According to a story from Xconomy, the US Food and Drug Administration (FDA) made a controversial decision three years ago when it approved the drug eteplirsen as a treatment for Duchenne muscular dystrophy. The reason for the controversy was because there was only slight evidence that suggested that the drug was truly having a real impact. Part of the approval process involved passionate presentations from patient advocates. These presentations included evidence gathered directly from patients that appeared to show improvement using the drug.
While the drug was ultimately approved, FDA officials stated at the time that the evidence presented by patients wasn’t rigorous enough. That is, data outside of the clinical trial setting can’t really be considered. However, Janet Woodcock, who was the agency’s head drug evaluator, said that if the data could be quantified and validated by an Institutional Review Board, it could be of greater value. In response to this, Duchenne muscular dystrophy advocates started a company called Casimir Trials with the explicit goal of gathering data directly from patients with collaboration from drug companies.
About Duchenne Muscular Dystrophy
Duchenne muscular dystrophy is a neuromuscular disease and it is one of the more severe types of muscular dystrophy. It is characterized by progressive muscle weakness that usually begins around age four and worsens quickly. As an X-linked genetic disease, boys are mostly affected, with girls only occasionally displaying mild symptoms. The disease is caused by mutations of the dystrophin gene. Symptoms of Duchenne muscular dystrophy include falling, abnormal walking posture, eventual loss of walking ability, muscle fiber deformities, intellectual disability (not in all cases), enlargement of the tongue and calf muscles, skeletal deformities, muscle atrophy, heart abnormalities, and difficulty with breathing. Treatment includes a variety of medications and therapies that can help alleviate symptoms and slow disease progression. Lifespan is usually into the thirties with good care. Better treatments for this disease are urgently needed. To learn more about Duchenne muscular dystrophy, click here.

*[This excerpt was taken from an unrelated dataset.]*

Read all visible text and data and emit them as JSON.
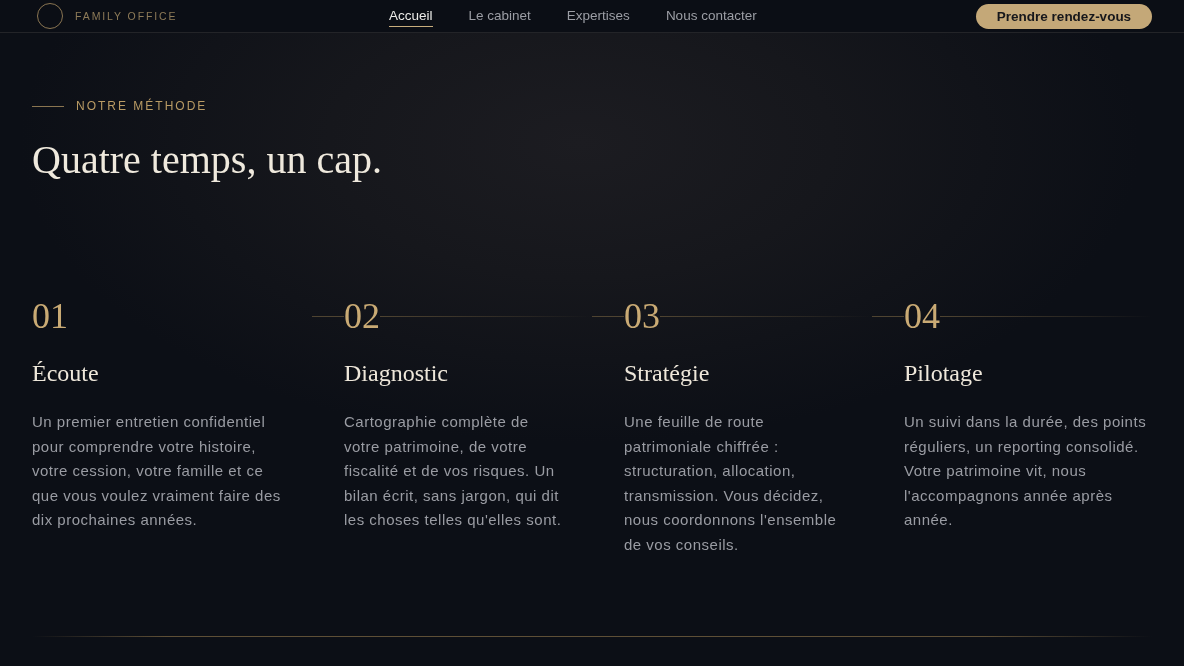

Disparities Between Trial Data and Patient Experiences
At times, patients often feel that a drug they are taking in a trial is having a positive effect, only to have data from the trial’s design indicate little to no effect. Casimir hopes to develop new, scientifically valid methods to measure the impact of a drug on patients in a manner that reflects their experiences, which could have implications for new treatment for Duchenne muscular dystrophy and other rare diseases down the road.
There is some controversy surrounding the relationship between patient advocacy groups or patient advocate-led companies like Casimir and the drug companies, as the potential for conflicts of interest run rampant (far too many rare disease nonprofits are propped up by drug companies, for example), but the reality is that some patients genuinely do have experiences that differ from the clinical data. Casimir hopes to develop alternative methods for evidence gathering that reflects real-world impacts.